What lines of the data below include the word "name"? Report them by copying each.

Items from a dataset:
----

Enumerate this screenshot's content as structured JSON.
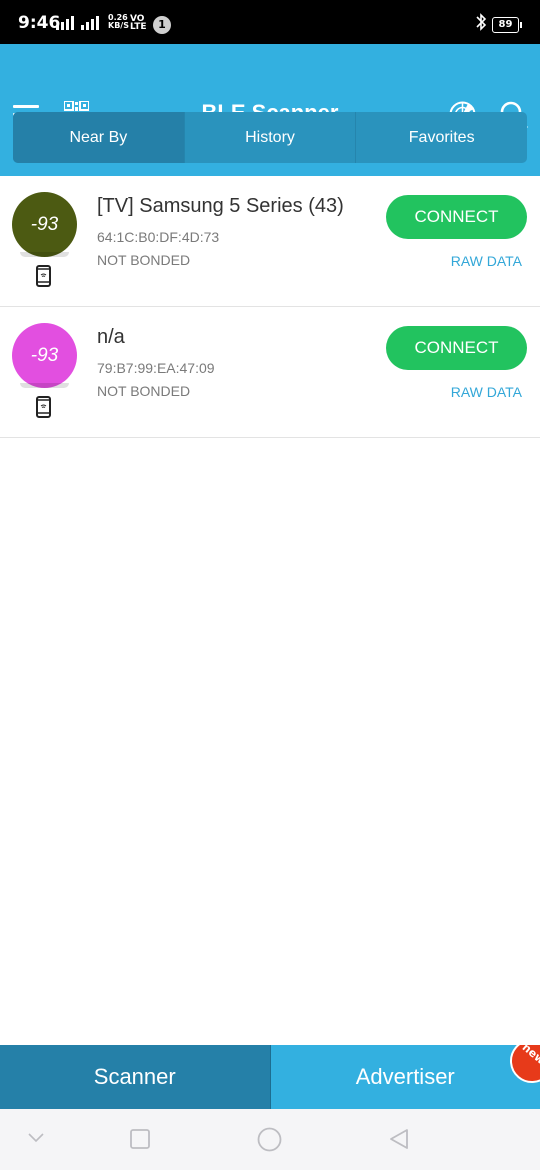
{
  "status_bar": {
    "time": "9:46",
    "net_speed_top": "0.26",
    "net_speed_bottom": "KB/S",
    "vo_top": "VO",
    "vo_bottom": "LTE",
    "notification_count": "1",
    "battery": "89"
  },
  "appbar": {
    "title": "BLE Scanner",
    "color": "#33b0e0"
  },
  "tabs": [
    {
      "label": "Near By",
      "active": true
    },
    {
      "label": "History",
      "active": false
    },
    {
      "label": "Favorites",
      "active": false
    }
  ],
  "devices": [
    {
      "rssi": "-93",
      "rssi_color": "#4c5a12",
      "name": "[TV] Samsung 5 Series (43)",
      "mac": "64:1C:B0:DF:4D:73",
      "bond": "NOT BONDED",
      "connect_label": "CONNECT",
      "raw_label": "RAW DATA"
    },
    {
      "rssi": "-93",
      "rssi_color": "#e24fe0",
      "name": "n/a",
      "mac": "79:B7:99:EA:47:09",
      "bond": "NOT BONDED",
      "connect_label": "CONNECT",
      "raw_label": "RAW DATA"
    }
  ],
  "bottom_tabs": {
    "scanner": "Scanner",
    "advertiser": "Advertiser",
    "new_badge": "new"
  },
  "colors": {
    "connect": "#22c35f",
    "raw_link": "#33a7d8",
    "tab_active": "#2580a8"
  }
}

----

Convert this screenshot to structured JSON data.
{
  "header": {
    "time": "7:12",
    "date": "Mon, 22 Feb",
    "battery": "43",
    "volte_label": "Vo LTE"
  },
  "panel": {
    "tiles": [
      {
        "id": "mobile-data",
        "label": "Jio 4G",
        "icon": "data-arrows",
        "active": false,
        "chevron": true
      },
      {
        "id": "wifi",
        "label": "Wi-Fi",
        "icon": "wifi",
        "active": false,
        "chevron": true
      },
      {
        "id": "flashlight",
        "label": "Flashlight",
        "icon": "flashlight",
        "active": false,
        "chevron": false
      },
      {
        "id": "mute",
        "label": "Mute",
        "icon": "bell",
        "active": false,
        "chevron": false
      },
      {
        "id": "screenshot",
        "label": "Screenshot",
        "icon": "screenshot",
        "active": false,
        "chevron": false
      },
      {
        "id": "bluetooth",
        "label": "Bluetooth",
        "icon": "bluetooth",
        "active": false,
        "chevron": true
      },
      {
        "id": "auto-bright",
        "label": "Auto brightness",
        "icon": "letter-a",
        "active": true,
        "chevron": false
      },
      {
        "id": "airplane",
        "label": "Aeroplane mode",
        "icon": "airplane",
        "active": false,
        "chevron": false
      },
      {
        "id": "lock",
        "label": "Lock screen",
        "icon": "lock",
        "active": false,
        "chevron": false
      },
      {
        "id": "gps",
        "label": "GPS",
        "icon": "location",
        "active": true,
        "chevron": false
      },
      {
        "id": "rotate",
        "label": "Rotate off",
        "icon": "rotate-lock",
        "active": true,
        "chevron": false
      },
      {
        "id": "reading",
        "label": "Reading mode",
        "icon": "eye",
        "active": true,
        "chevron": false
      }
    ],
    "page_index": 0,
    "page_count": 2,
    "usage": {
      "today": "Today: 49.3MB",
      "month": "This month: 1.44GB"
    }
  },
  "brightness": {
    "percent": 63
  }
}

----

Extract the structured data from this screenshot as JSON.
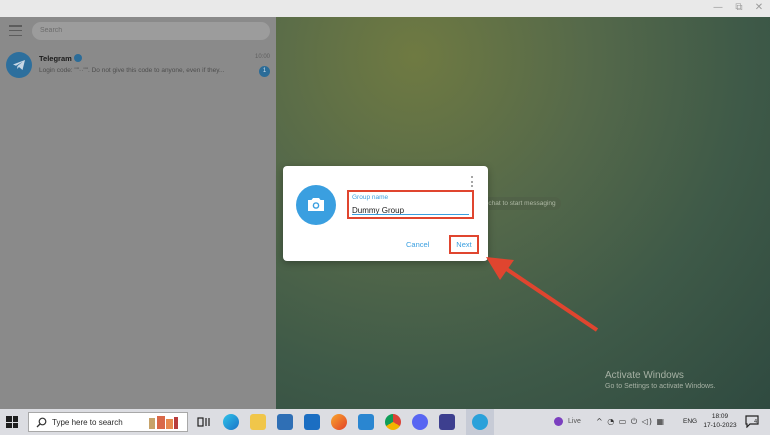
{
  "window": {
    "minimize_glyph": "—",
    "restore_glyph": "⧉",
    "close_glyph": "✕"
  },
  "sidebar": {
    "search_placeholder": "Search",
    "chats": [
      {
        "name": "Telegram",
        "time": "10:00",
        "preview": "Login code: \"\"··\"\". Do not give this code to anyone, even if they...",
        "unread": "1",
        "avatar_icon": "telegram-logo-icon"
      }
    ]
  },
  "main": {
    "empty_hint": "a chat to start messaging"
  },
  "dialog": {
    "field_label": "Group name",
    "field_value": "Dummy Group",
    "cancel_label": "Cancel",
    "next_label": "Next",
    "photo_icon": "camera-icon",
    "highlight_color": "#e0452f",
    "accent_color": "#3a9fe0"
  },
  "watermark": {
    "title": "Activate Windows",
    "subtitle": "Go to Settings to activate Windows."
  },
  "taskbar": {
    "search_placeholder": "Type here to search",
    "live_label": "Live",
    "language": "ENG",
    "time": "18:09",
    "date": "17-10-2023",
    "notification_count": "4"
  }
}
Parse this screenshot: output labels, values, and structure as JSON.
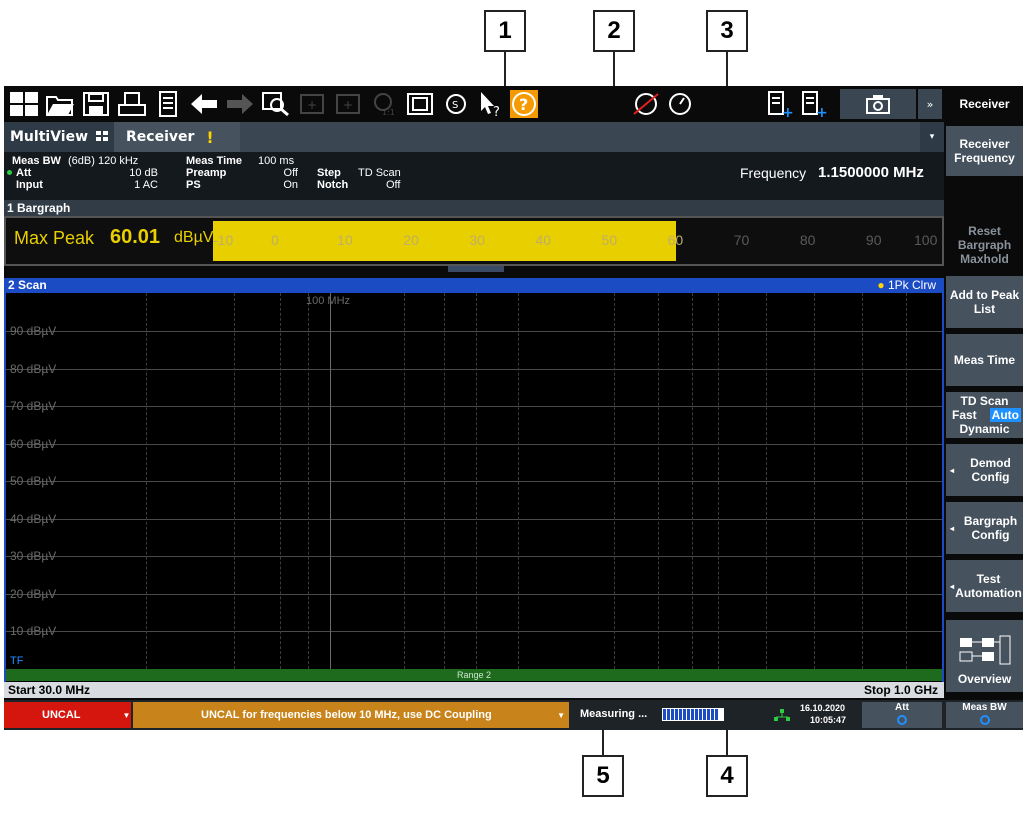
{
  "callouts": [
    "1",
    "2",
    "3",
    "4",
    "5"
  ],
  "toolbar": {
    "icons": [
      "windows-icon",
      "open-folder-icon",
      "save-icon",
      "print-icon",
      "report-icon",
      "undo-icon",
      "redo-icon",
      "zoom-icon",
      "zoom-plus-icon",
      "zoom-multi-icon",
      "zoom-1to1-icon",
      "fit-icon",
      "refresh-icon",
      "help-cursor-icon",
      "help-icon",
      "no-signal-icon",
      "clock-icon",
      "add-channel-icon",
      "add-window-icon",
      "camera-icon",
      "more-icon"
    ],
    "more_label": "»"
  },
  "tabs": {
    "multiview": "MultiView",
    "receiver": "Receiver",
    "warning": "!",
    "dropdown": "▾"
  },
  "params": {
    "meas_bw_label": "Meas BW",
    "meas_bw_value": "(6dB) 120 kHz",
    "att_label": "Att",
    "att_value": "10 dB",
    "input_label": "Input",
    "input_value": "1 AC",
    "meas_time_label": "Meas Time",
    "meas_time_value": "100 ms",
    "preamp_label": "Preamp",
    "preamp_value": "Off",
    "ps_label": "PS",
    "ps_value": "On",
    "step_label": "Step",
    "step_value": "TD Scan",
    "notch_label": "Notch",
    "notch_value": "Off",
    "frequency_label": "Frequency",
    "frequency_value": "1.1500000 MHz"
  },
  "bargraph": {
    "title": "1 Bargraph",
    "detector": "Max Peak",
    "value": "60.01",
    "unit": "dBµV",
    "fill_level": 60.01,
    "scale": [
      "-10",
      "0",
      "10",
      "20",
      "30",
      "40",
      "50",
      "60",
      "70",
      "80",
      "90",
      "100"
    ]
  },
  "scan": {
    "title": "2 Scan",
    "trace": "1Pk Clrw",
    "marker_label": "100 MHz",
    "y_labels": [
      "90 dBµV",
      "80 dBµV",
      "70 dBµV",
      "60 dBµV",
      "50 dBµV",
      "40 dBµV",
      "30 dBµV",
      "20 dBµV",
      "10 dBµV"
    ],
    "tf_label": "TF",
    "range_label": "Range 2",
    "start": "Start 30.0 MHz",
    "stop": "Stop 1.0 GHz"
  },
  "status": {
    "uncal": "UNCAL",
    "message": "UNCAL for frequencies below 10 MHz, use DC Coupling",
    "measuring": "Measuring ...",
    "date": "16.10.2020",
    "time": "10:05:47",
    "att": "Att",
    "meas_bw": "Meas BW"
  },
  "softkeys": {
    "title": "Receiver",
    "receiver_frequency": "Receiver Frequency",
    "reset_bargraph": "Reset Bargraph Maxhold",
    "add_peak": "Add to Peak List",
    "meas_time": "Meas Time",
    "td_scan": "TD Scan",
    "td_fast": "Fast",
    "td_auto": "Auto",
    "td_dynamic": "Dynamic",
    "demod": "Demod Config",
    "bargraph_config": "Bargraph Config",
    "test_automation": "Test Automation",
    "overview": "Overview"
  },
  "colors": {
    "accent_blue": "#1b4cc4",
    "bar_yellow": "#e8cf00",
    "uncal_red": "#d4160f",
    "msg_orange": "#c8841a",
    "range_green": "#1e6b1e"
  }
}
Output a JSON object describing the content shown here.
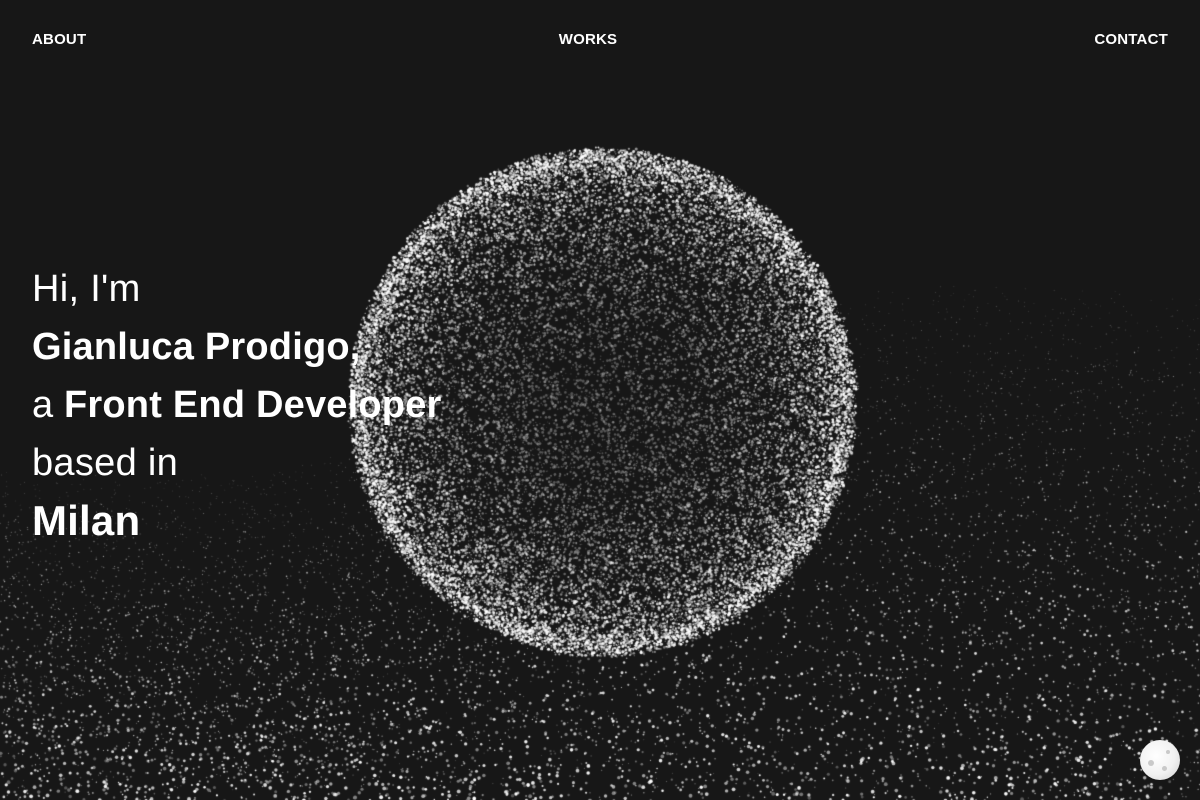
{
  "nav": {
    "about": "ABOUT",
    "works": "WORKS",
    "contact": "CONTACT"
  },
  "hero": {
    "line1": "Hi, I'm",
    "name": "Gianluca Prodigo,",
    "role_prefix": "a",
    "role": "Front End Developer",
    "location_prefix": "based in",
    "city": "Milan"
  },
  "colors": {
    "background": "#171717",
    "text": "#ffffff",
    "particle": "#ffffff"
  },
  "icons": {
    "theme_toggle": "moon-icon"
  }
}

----

Written reply »
      "name": "[TV] Samsung 5 Series (43)",
      "name": "n/a",
        "name": "Telegram",
    "field_label": "Group name",
    "name": "Gianluca Prodigo,",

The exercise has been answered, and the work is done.